Ginseng has been used to boost the immune system, and there is some evidence that it might help people with other types of liver conditions. However, it hasn't been studied well enough in people with hepatitis C to show any benefit. And because ginseng can decrease blood sugar and increase risk for bleeding, it should be used very carefully.
Schisandra is a plant that has been used for centuries as part of traditional Japanese medicine. In one small study, a Japanese herbal medicine called TJ-108 containing schisandra fruit had an antiviral effect on hepatitis C. However, the researchers aren't sure whether the schisandra or other ingredients in the herbal remedy were responsible for this effect.
St. John's wort has gained popularity for treating mild to moderate depression. Some patients with hepatitis C take the herbal remedy to counter the side effects of conventional treatment, but there is no evidence that it works.

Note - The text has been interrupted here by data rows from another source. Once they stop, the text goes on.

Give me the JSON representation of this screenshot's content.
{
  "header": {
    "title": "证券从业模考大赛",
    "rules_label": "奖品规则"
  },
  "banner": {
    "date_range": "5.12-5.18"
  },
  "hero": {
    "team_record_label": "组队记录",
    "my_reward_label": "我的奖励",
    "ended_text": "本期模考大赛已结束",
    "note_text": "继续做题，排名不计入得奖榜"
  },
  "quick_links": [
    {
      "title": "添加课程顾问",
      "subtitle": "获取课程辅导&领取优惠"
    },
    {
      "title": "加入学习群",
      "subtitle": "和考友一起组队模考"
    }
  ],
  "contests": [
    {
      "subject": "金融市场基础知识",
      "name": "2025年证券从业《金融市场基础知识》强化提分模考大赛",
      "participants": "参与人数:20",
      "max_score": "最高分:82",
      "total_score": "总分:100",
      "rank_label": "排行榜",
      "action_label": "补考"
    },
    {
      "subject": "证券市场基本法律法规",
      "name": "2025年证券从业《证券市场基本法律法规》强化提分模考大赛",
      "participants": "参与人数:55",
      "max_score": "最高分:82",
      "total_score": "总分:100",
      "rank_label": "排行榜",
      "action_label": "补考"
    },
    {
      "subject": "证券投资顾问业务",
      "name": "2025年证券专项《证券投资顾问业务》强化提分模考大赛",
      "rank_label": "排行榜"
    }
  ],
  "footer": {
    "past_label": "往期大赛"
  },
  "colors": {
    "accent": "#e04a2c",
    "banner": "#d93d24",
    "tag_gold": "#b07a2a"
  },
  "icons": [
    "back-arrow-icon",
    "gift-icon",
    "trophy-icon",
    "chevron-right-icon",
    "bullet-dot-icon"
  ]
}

Lactoferrin is a protein found in milk, as well as in the tears and saliva. A few small studies have found that when it is taken as part of a dietary supplement, lactoferrin may lower levels of the hepatitis C virus in the blood and improve liver function. It may be useful when taken together with standard medication, but this remains to be seen in future trials.
Other hepatitis C treatments include massage, acupuncture, and relaxation therapy. Although none of these treatments has been shown in scientific studies to work, there is anecdotal evidence that they may help relieve hepatitis C pain and ease some of the side effects of standard treatment.